%%

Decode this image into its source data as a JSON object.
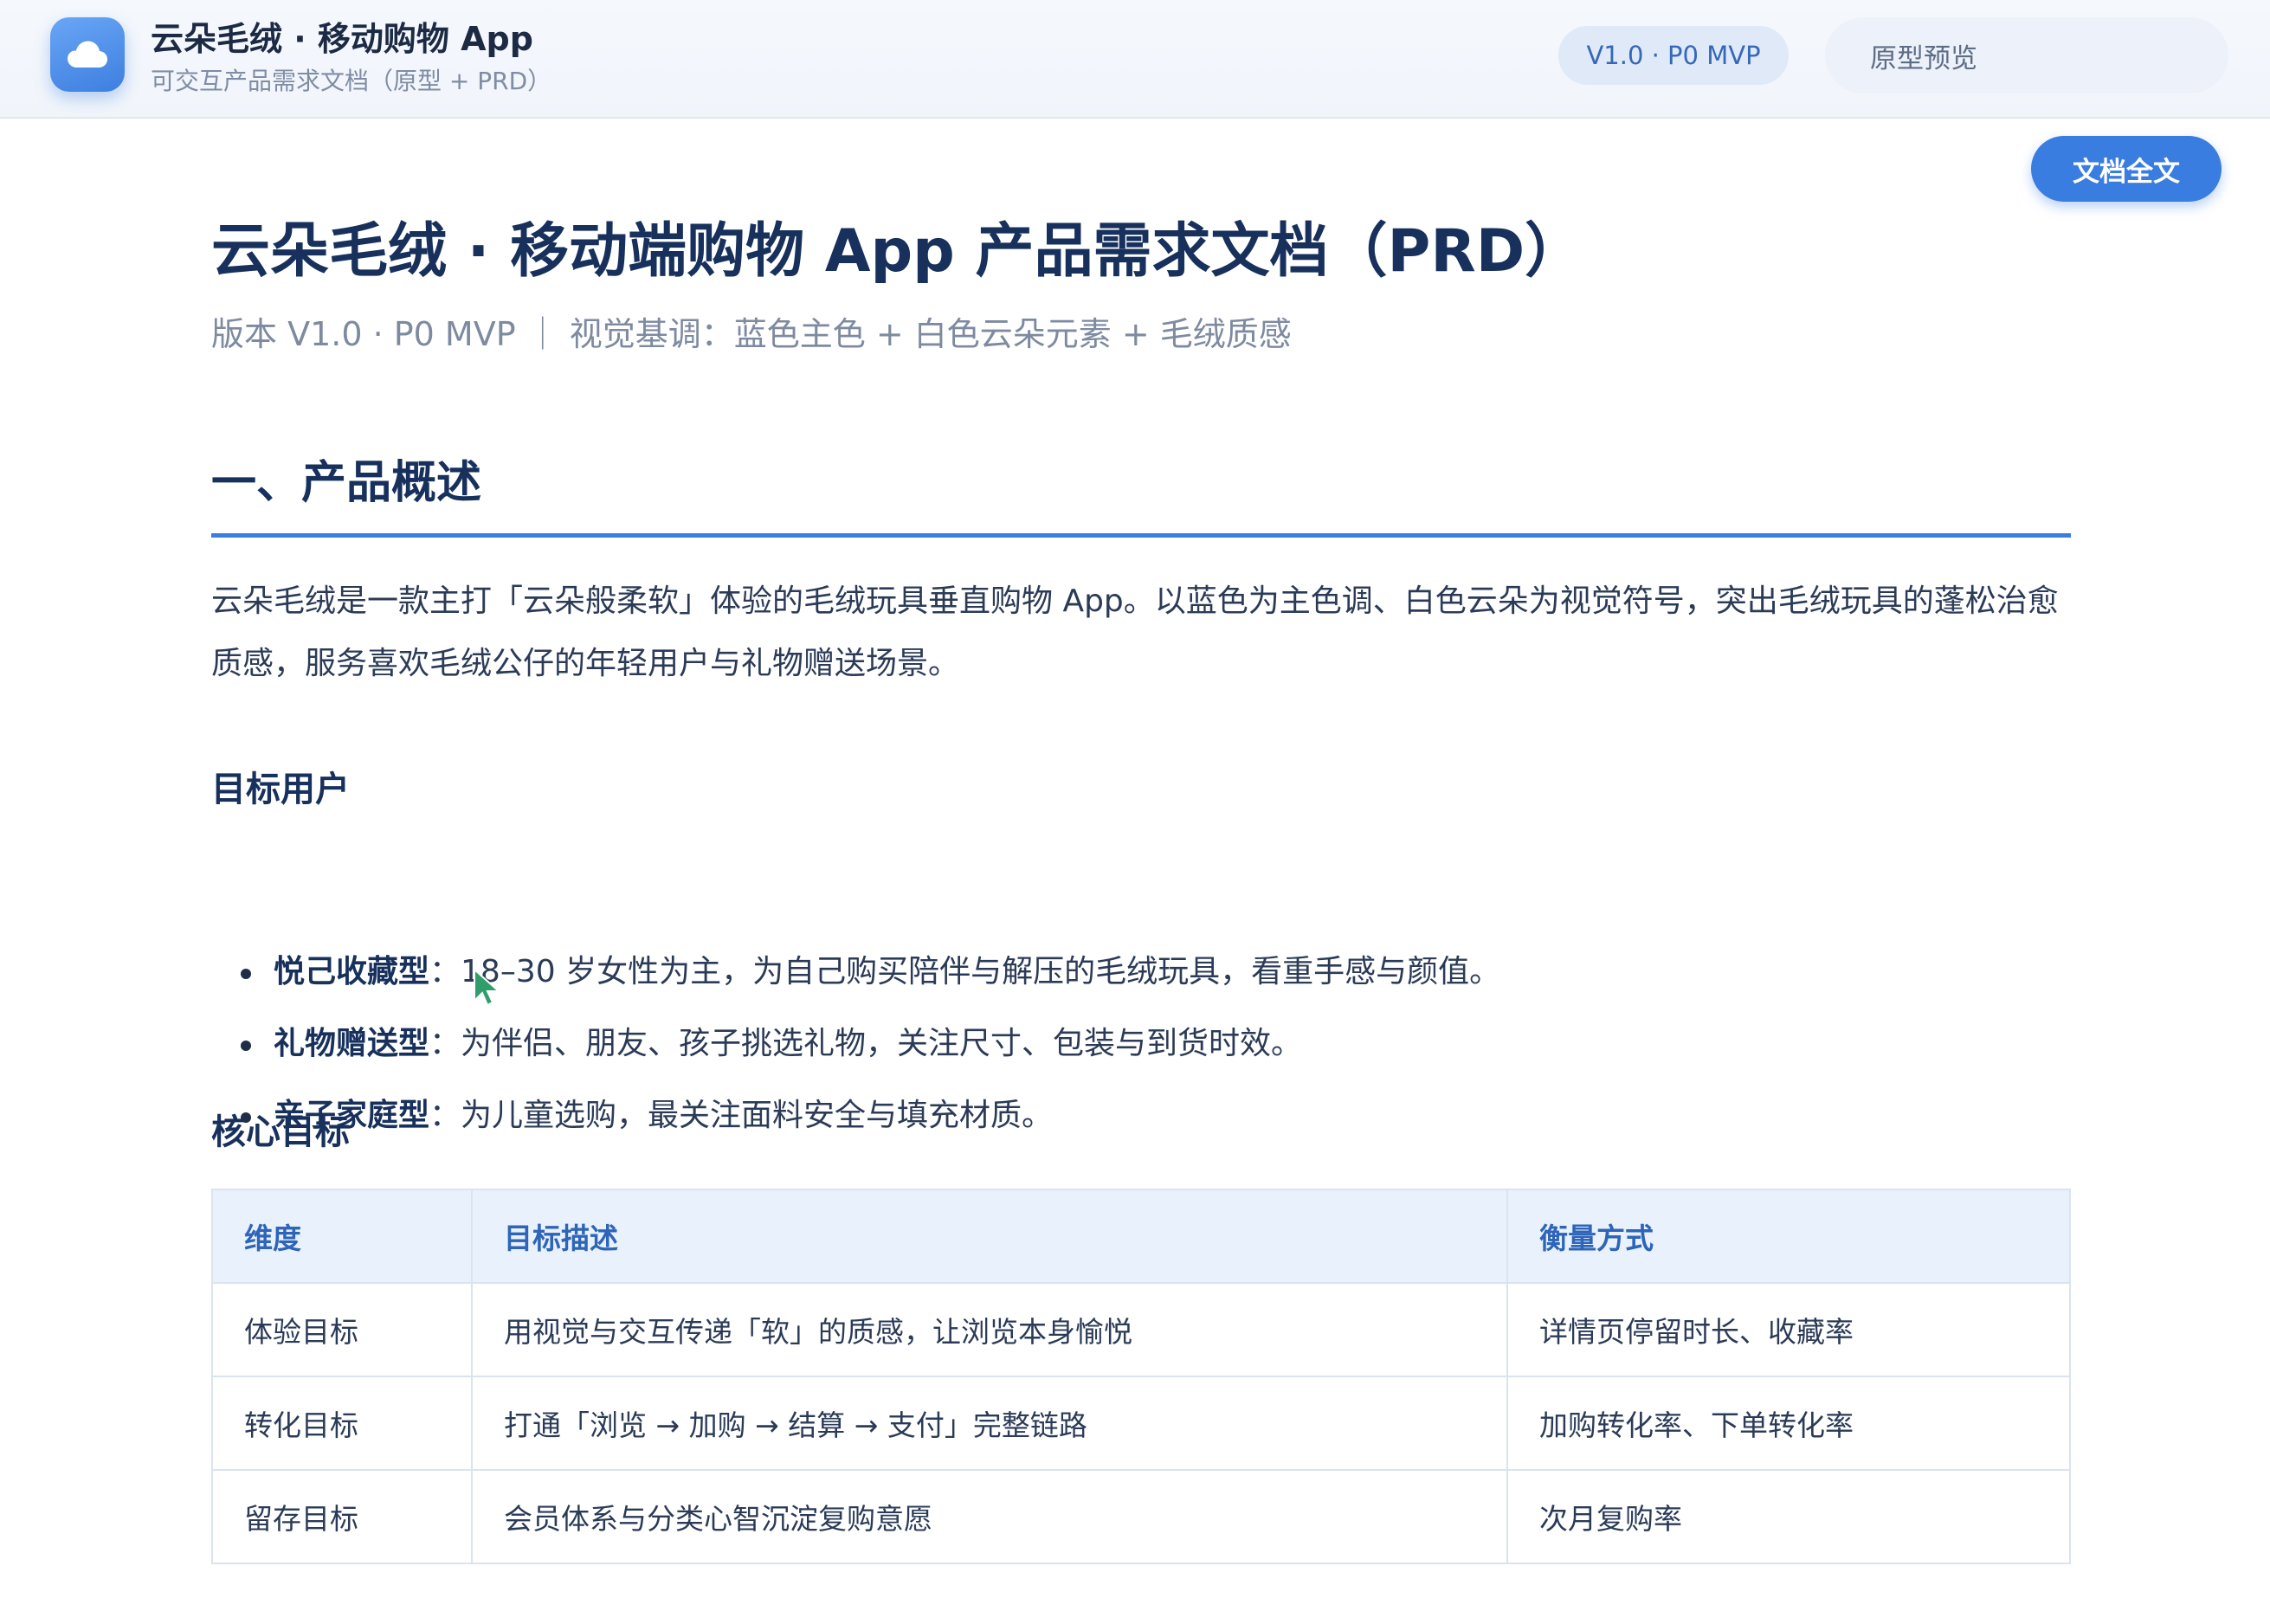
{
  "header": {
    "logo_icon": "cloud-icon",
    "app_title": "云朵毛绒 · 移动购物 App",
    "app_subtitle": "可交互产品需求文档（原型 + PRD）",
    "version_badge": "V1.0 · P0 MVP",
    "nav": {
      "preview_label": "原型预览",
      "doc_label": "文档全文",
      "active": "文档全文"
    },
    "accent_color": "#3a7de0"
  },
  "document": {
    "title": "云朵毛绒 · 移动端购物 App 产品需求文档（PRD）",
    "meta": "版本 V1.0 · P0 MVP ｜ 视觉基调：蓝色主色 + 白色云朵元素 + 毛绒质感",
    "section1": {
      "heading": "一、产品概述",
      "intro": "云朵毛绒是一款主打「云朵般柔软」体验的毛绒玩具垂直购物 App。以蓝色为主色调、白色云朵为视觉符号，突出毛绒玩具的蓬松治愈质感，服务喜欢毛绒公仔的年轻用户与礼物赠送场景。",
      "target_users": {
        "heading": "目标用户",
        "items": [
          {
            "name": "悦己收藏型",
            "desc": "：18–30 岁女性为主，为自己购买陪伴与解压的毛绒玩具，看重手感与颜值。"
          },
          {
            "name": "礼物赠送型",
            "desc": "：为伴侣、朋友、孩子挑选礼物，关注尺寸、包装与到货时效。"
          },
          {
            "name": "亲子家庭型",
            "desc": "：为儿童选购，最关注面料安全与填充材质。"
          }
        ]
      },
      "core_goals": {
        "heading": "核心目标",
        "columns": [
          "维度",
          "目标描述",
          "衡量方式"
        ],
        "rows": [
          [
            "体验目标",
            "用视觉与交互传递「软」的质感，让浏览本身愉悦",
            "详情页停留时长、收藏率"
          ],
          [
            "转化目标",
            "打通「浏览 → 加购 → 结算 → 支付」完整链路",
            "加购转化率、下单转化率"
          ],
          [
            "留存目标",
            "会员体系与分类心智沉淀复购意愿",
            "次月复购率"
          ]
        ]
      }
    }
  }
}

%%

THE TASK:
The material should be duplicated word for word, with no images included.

WRITTEN SOLUTION:
Decode this image into its source data as a JSON object.
{
  "header": {
    "logo_icon": "cloud-icon",
    "app_title": "云朵毛绒 · 移动购物 App",
    "app_subtitle": "可交互产品需求文档（原型 + PRD）",
    "version_badge": "V1.0 · P0 MVP",
    "nav": {
      "preview_label": "原型预览",
      "doc_label": "文档全文",
      "active": "文档全文"
    },
    "accent_color": "#3a7de0"
  },
  "document": {
    "title": "云朵毛绒 · 移动端购物 App 产品需求文档（PRD）",
    "meta": "版本 V1.0 · P0 MVP ｜ 视觉基调：蓝色主色 + 白色云朵元素 + 毛绒质感",
    "section1": {
      "heading": "一、产品概述",
      "intro": "云朵毛绒是一款主打「云朵般柔软」体验的毛绒玩具垂直购物 App。以蓝色为主色调、白色云朵为视觉符号，突出毛绒玩具的蓬松治愈质感，服务喜欢毛绒公仔的年轻用户与礼物赠送场景。",
      "target_users": {
        "heading": "目标用户",
        "items": [
          {
            "name": "悦己收藏型",
            "desc": "：18–30 岁女性为主，为自己购买陪伴与解压的毛绒玩具，看重手感与颜值。"
          },
          {
            "name": "礼物赠送型",
            "desc": "：为伴侣、朋友、孩子挑选礼物，关注尺寸、包装与到货时效。"
          },
          {
            "name": "亲子家庭型",
            "desc": "：为儿童选购，最关注面料安全与填充材质。"
          }
        ]
      },
      "core_goals": {
        "heading": "核心目标",
        "columns": [
          "维度",
          "目标描述",
          "衡量方式"
        ],
        "rows": [
          [
            "体验目标",
            "用视觉与交互传递「软」的质感，让浏览本身愉悦",
            "详情页停留时长、收藏率"
          ],
          [
            "转化目标",
            "打通「浏览 → 加购 → 结算 → 支付」完整链路",
            "加购转化率、下单转化率"
          ],
          [
            "留存目标",
            "会员体系与分类心智沉淀复购意愿",
            "次月复购率"
          ]
        ]
      }
    }
  }
}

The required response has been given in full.